“She, I think, is understanding the ability that she has in the moment today and in the coming months and years to bring Canadians together and to move beyond the challenges that we all are facing,” he said, “and do it in a way that brings people into a conversation rather than in a way that breaks Canadians into sides: those who perpetrated violence versus those who received it.”
“We are now in a phase where we need to talk just more openly and constructively with one another about what Canada is and its history, but then also how we move forward going together into the future celebrating each other, celebrating this country,” he continued, calling her a “role model.”
“I heard all of those messages in what she said, and it is entirely consistent with the way Mary has talked about these issues during the course of her career.”
In her installation speech, Simon spoke frequently about the issues she will prioritize: key among them, reconciliation, but also the work needed to “destigmatize” mental health and to promote climate change solutions, particular those led by communities bearing the brunt.
While the effects of climate change and the mental health toll of the pandemic have been felt across the country, their impacts have been particularly acute in Arctic and remote communities.

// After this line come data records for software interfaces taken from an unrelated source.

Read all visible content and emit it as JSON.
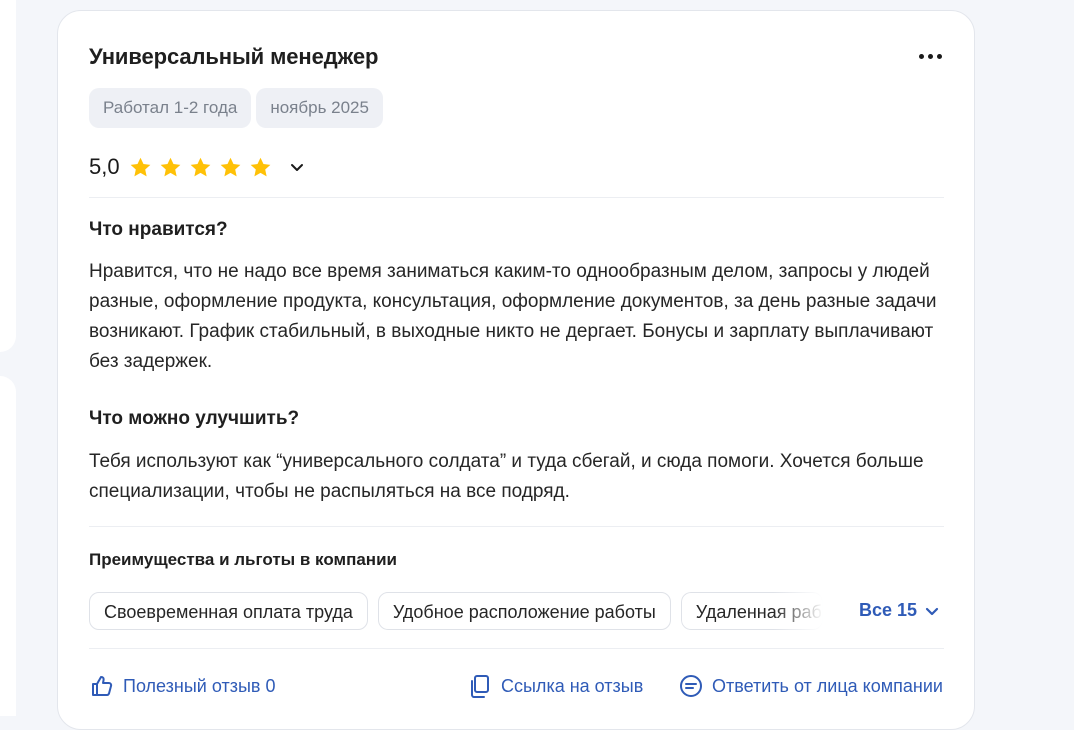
{
  "review": {
    "title": "Универсальный менеджер",
    "tags": [
      "Работал 1-2 года",
      "ноябрь 2025"
    ],
    "rating": "5,0",
    "stars_filled": 5,
    "stars_total": 5,
    "star_color": "#ffc107",
    "likes": {
      "heading": "Что нравится?",
      "text": "Нравится, что не надо все время заниматься каким-то однообразным делом, запросы у людей разные, оформление продукта, консультация, оформление документов, за день разные задачи возникают. График стабильный, в выходные никто не дергает. Бонусы и зарплату выплачивают без задержек."
    },
    "improve": {
      "heading": "Что можно улучшить?",
      "text": "Тебя используют как “универсального солдата” и туда сбегай, и сюда помоги. Хочется больше специализации, чтобы не распыляться на все подряд."
    }
  },
  "benefits": {
    "heading": "Преимущества и льготы в компании",
    "chips": [
      "Своевременная оплата труда",
      "Удобное расположение работы",
      "Удаленная работа"
    ],
    "all_label": "Все 15"
  },
  "footer": {
    "helpful": "Полезный отзыв 0",
    "link": "Ссылка на отзыв",
    "reply": "Ответить от лица компании"
  },
  "colors": {
    "accent": "#2f5bb7",
    "tag_bg": "#eef0f5"
  }
}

Read more: ‘Our very right to be Inuit’ violated by global inaction on climate change, activist says
Melting permafrost and a shifting climate present stark challenges in northern communities, and the suicide crisis among Indigenous youth has prompted multiple communities to declare states of emergency.
At the same time, the discoveries of the remains of what are believed to be more than 1,000 Indigenous children in unmarked burial sites at former residential schools have brought greater attention to the intergenerational trauma caused by the horrific abuse at the schools — and the need to speak openly about mental health supports as the country reckons with the path forward.
Simon said she hopes to “build bridges.”
“I have heard from Canadians who describe a renewed sense of possibility for our country and hope that I can bring people together. I have heard from Canadians who have challenged me to bring a renewed purpose to the office of governor general to help Canadians deal with the issues we are facing,” she said.
“Reconciliation is a way of life and requires work every day. Reconciliation is getting to know one another.”
George Lafond, a member of the Muskeg Lake Cree Nation, is an advisor with the Institute for the Study of the Crown in Canada and said while her appointment serves as a “punctuation point on the political reconciliation,” there remains work ahead.
“We’re on, as they say, the arc of history does slowly bend towards justice. And this was part of that movement today.”
For Kotierk, she said watching the ceremony left her with a feeling: “hopefulness.”
“I think the door for possibilities has widened today,” she said.